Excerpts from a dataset
==============================
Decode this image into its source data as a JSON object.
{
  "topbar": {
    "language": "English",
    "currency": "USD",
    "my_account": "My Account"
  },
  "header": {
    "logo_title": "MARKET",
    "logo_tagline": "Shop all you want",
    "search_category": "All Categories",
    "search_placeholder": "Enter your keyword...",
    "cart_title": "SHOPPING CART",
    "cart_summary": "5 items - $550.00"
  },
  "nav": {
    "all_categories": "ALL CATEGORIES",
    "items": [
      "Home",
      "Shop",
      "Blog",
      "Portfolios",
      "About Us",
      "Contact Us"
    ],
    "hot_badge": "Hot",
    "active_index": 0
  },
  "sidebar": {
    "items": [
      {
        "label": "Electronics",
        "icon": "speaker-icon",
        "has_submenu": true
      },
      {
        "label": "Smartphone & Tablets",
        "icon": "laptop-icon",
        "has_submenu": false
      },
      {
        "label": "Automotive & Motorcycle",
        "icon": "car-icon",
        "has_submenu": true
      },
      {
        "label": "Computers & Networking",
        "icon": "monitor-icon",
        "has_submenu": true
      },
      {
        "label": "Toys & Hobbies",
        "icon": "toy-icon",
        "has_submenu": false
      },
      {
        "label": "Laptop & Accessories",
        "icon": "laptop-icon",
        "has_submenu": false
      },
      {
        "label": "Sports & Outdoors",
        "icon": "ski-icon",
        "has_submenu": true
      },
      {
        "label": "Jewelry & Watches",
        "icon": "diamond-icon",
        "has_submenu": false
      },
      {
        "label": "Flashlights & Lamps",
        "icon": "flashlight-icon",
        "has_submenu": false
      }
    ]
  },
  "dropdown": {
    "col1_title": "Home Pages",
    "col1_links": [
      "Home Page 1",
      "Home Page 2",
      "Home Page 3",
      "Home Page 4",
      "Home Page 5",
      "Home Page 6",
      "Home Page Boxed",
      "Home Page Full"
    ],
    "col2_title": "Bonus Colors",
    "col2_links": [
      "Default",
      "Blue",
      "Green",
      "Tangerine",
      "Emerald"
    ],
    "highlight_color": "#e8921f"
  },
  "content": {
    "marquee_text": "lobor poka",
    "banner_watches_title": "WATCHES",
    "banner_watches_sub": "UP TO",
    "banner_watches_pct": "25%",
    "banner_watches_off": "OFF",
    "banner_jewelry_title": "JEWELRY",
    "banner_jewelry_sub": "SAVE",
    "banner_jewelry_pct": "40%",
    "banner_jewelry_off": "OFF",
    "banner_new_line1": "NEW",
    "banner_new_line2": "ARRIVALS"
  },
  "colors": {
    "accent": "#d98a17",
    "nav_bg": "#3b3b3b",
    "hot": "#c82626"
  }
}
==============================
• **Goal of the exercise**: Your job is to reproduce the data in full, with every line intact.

• **Answer**:
Decode this image into its source data as a JSON object.
{
  "topbar": {
    "language": "English",
    "currency": "USD",
    "my_account": "My Account"
  },
  "header": {
    "logo_title": "MARKET",
    "logo_tagline": "Shop all you want",
    "search_category": "All Categories",
    "search_placeholder": "Enter your keyword...",
    "cart_title": "SHOPPING CART",
    "cart_summary": "5 items - $550.00"
  },
  "nav": {
    "all_categories": "ALL CATEGORIES",
    "items": [
      "Home",
      "Shop",
      "Blog",
      "Portfolios",
      "About Us",
      "Contact Us"
    ],
    "hot_badge": "Hot",
    "active_index": 0
  },
  "sidebar": {
    "items": [
      {
        "label": "Electronics",
        "icon": "speaker-icon",
        "has_submenu": true
      },
      {
        "label": "Smartphone & Tablets",
        "icon": "laptop-icon",
        "has_submenu": false
      },
      {
        "label": "Automotive & Motorcycle",
        "icon": "car-icon",
        "has_submenu": true
      },
      {
        "label": "Computers & Networking",
        "icon": "monitor-icon",
        "has_submenu": true
      },
      {
        "label": "Toys & Hobbies",
        "icon": "toy-icon",
        "has_submenu": false
      },
      {
        "label": "Laptop & Accessories",
        "icon": "laptop-icon",
        "has_submenu": false
      },
      {
        "label": "Sports & Outdoors",
        "icon": "ski-icon",
        "has_submenu": true
      },
      {
        "label": "Jewelry & Watches",
        "icon": "diamond-icon",
        "has_submenu": false
      },
      {
        "label": "Flashlights & Lamps",
        "icon": "flashlight-icon",
        "has_submenu": false
      }
    ]
  },
  "dropdown": {
    "col1_title": "Home Pages",
    "col1_links": [
      "Home Page 1",
      "Home Page 2",
      "Home Page 3",
      "Home Page 4",
      "Home Page 5",
      "Home Page 6",
      "Home Page Boxed",
      "Home Page Full"
    ],
    "col2_title": "Bonus Colors",
    "col2_links": [
      "Default",
      "Blue",
      "Green",
      "Tangerine",
      "Emerald"
    ],
    "highlight_color": "#e8921f"
  },
  "content": {
    "marquee_text": "lobor poka",
    "banner_watches_title": "WATCHES",
    "banner_watches_sub": "UP TO",
    "banner_watches_pct": "25%",
    "banner_watches_off": "OFF",
    "banner_jewelry_title": "JEWELRY",
    "banner_jewelry_sub": "SAVE",
    "banner_jewelry_pct": "40%",
    "banner_jewelry_off": "OFF",
    "banner_new_line1": "NEW",
    "banner_new_line2": "ARRIVALS"
  },
  "colors": {
    "accent": "#d98a17",
    "nav_bg": "#3b3b3b",
    "hot": "#c82626"
  }
}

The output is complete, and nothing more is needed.